In-vehicle nav systems and portable GPS units have simplified our lives considerably. No more paper maps, no more directions scrawled on the back of a cocktail napkin; instead, we tell our cars where we want to go and they tell us where to turn. Sounds pretty foolproof, but it really isn’t. Drivers talking on cell phones, for example, can easily miss a spoken or displayed turn. Ditto for those who prefer their music at threshold-of-pain volumes, and spoken navigation commands aren’t much use to the deaf.
Researchers at the University of Utah have developed a system that uses tactile commands to indicate a left turn or a right turn to drivers of their computer simulator. The prototype tactile navigation system mounts to a steering wheel, and subjects place the index finger of each hand on a raised button (actually a TrackPoint borrowed from an old IBM ThinkPad) mounted at the back of the wheel. When a turn is required, the system stretches the driver’s index finger in the direction of the turn.

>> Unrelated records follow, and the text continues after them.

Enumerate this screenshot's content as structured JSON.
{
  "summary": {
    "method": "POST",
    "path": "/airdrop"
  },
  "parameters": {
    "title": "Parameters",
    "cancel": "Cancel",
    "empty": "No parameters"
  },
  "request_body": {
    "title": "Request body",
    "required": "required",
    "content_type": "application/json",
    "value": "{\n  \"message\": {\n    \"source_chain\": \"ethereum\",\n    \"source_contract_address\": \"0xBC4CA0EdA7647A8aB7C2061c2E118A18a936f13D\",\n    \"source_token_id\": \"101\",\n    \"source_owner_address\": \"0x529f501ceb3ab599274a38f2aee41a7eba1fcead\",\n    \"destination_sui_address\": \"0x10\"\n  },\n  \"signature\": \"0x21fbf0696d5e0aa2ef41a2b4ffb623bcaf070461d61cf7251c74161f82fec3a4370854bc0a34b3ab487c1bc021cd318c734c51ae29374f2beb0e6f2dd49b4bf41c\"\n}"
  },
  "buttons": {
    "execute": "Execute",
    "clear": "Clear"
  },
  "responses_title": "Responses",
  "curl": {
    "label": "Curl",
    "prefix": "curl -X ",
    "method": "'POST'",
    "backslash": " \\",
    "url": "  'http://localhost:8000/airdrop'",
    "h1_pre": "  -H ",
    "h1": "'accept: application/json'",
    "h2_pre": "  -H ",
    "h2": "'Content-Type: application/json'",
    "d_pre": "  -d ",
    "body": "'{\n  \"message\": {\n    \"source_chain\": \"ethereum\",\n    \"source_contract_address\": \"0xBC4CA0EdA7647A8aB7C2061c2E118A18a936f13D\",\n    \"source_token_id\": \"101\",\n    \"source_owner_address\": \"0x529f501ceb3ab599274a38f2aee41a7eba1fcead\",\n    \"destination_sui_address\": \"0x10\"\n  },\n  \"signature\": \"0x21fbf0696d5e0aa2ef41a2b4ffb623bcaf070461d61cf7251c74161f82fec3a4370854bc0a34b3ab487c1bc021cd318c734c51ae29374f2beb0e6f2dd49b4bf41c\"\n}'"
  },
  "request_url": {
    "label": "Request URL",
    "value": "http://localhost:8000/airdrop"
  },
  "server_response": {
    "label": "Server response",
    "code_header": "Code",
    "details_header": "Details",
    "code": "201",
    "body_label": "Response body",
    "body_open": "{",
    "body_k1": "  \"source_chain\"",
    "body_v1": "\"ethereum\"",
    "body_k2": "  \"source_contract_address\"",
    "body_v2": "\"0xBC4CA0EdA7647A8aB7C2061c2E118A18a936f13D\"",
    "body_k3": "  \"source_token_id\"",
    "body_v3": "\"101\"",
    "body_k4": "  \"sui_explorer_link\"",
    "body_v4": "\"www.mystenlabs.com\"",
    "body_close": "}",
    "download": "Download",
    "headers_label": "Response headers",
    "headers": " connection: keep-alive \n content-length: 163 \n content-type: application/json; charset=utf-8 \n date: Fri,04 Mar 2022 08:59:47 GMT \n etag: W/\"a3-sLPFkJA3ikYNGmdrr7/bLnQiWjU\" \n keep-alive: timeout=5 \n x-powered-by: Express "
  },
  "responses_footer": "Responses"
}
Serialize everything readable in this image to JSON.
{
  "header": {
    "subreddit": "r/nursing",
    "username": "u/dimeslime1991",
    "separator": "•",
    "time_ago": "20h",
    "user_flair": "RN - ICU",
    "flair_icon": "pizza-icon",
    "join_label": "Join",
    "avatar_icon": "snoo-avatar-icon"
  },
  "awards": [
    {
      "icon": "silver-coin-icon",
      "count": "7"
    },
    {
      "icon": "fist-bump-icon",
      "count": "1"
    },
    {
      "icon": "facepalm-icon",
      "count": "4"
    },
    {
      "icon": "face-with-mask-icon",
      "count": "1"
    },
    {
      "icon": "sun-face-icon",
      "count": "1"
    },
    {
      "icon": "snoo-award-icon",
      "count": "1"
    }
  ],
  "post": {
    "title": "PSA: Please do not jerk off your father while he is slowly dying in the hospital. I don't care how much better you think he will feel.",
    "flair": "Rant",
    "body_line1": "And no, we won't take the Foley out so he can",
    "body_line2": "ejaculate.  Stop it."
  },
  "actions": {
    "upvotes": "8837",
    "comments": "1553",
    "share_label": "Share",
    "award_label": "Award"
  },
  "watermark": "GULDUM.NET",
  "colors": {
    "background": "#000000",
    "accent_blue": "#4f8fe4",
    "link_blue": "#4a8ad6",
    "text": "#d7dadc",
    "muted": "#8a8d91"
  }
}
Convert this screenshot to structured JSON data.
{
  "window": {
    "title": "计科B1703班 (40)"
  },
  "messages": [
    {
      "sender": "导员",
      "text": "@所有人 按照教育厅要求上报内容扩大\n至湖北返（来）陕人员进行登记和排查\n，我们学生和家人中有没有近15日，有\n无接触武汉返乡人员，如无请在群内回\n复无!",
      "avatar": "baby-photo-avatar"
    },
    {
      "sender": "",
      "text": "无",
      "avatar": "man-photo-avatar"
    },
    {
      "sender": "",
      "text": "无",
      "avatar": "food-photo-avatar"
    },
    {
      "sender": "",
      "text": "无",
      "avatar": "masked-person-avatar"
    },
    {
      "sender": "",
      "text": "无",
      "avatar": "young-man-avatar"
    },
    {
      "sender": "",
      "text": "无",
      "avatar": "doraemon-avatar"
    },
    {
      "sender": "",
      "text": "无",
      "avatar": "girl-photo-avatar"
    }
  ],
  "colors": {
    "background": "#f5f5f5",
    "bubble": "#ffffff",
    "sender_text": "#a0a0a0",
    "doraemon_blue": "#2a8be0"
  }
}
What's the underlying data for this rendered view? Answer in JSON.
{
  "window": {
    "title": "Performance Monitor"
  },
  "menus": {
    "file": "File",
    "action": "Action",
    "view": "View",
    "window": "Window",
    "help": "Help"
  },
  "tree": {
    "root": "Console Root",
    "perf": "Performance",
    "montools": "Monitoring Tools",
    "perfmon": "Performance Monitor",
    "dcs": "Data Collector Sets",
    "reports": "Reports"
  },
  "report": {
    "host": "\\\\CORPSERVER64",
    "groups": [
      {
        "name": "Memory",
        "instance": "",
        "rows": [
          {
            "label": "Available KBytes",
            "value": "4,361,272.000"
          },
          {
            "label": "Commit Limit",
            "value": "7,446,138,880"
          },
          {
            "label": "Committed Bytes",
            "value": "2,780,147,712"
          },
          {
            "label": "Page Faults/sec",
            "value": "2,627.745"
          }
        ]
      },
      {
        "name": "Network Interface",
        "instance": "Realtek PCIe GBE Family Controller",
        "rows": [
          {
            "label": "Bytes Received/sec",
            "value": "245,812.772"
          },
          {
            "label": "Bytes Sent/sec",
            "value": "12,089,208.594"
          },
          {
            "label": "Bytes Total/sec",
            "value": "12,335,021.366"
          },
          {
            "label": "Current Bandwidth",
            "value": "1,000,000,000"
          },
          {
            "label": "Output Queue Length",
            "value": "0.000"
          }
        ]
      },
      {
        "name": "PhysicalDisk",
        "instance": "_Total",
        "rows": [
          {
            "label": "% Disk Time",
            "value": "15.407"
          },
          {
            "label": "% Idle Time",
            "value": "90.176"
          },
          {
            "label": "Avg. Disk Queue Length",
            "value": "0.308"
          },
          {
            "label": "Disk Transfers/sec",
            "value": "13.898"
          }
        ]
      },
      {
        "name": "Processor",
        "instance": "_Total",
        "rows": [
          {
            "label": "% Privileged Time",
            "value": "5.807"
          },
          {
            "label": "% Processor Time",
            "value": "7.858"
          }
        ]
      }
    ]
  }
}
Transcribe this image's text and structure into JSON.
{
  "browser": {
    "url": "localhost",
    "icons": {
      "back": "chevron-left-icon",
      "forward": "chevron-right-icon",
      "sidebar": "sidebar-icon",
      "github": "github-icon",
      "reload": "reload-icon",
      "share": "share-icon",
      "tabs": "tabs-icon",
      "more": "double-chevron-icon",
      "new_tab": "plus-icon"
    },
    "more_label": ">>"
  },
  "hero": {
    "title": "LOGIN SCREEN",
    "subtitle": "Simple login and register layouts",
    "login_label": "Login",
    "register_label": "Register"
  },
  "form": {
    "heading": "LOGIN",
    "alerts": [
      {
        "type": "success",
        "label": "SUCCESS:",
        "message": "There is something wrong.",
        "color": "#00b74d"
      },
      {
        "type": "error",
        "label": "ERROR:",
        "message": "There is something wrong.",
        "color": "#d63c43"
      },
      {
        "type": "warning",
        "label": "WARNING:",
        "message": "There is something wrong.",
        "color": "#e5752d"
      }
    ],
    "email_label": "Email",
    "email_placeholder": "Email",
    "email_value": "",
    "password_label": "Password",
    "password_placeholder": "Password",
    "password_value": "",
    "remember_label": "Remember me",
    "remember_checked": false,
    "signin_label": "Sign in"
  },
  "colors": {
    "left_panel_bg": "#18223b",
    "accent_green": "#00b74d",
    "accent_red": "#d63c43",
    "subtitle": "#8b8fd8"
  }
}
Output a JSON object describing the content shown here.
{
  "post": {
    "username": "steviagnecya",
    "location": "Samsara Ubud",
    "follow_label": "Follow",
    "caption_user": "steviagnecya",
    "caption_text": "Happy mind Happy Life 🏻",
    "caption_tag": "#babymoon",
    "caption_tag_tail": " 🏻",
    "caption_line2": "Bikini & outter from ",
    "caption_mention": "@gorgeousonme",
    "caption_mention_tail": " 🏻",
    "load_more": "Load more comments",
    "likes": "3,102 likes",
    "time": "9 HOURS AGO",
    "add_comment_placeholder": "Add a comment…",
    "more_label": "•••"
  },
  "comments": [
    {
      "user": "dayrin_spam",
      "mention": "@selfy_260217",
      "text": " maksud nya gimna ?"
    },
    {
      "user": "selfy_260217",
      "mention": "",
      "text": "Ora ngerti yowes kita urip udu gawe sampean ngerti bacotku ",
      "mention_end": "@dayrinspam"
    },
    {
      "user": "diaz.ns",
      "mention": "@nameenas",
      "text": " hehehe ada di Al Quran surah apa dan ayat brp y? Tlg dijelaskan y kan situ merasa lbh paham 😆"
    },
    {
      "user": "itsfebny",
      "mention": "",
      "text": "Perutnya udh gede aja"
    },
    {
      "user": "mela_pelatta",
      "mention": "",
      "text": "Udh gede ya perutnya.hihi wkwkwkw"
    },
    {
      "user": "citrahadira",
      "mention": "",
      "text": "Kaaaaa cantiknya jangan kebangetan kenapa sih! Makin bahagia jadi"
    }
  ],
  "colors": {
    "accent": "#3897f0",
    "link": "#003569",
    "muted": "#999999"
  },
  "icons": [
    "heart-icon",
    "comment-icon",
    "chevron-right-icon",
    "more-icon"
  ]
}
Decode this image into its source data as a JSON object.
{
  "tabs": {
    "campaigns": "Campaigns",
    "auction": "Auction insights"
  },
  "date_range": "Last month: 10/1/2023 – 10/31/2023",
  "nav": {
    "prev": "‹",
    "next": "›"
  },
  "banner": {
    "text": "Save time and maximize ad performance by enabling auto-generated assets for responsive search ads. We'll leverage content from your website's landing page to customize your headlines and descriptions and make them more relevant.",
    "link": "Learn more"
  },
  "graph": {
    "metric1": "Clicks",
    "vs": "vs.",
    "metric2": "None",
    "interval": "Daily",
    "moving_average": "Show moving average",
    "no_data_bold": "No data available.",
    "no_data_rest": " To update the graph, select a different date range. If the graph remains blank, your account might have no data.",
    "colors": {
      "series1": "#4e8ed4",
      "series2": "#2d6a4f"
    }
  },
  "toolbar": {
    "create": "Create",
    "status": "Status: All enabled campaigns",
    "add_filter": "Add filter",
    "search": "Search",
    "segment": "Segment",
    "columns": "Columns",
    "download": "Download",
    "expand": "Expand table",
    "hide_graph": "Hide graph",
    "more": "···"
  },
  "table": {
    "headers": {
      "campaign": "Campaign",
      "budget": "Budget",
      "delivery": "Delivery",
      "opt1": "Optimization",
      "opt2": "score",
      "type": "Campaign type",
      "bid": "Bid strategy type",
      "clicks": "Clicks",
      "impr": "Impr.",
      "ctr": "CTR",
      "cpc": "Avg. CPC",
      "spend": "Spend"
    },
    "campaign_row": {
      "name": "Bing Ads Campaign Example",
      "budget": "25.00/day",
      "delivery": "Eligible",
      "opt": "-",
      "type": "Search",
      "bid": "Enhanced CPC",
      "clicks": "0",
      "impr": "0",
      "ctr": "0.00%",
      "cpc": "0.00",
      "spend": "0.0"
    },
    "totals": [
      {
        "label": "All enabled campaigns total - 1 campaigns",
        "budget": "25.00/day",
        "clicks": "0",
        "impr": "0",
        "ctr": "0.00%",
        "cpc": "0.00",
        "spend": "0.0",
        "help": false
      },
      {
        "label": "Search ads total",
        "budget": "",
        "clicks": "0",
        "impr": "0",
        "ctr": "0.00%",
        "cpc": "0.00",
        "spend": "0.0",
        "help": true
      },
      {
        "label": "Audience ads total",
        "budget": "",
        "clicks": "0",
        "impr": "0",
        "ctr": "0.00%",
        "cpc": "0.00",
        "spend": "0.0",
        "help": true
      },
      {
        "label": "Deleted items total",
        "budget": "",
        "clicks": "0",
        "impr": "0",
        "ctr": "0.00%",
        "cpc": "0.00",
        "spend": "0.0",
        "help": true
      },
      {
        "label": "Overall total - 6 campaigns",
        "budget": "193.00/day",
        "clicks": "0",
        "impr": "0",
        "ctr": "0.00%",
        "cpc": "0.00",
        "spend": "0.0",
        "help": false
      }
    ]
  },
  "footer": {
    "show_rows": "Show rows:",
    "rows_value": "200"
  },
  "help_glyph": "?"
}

Their research has found that cell phone impaired drivers can follow this directional advice, even when they couldn’t follow voice guided navigation instructions. Based on their testing, the accuracy rate for drivers not distracted by on cell phones was nearly identical for verbalized directions (97.6 percent accuracy) and tactile directions (97.2 percent accuracy). When simultaneously talking on a cell phone while driving, the difference was huge: verbalized directions produced 74% accuracy, while tactile directions produced 98% accuracy.
The study’s lead author, William Provancher, has already patented his design and has had discussions with leading automakers and OEM suppliers. He feels the design could be commercialized and in production within three to five years if there is sufficient demand.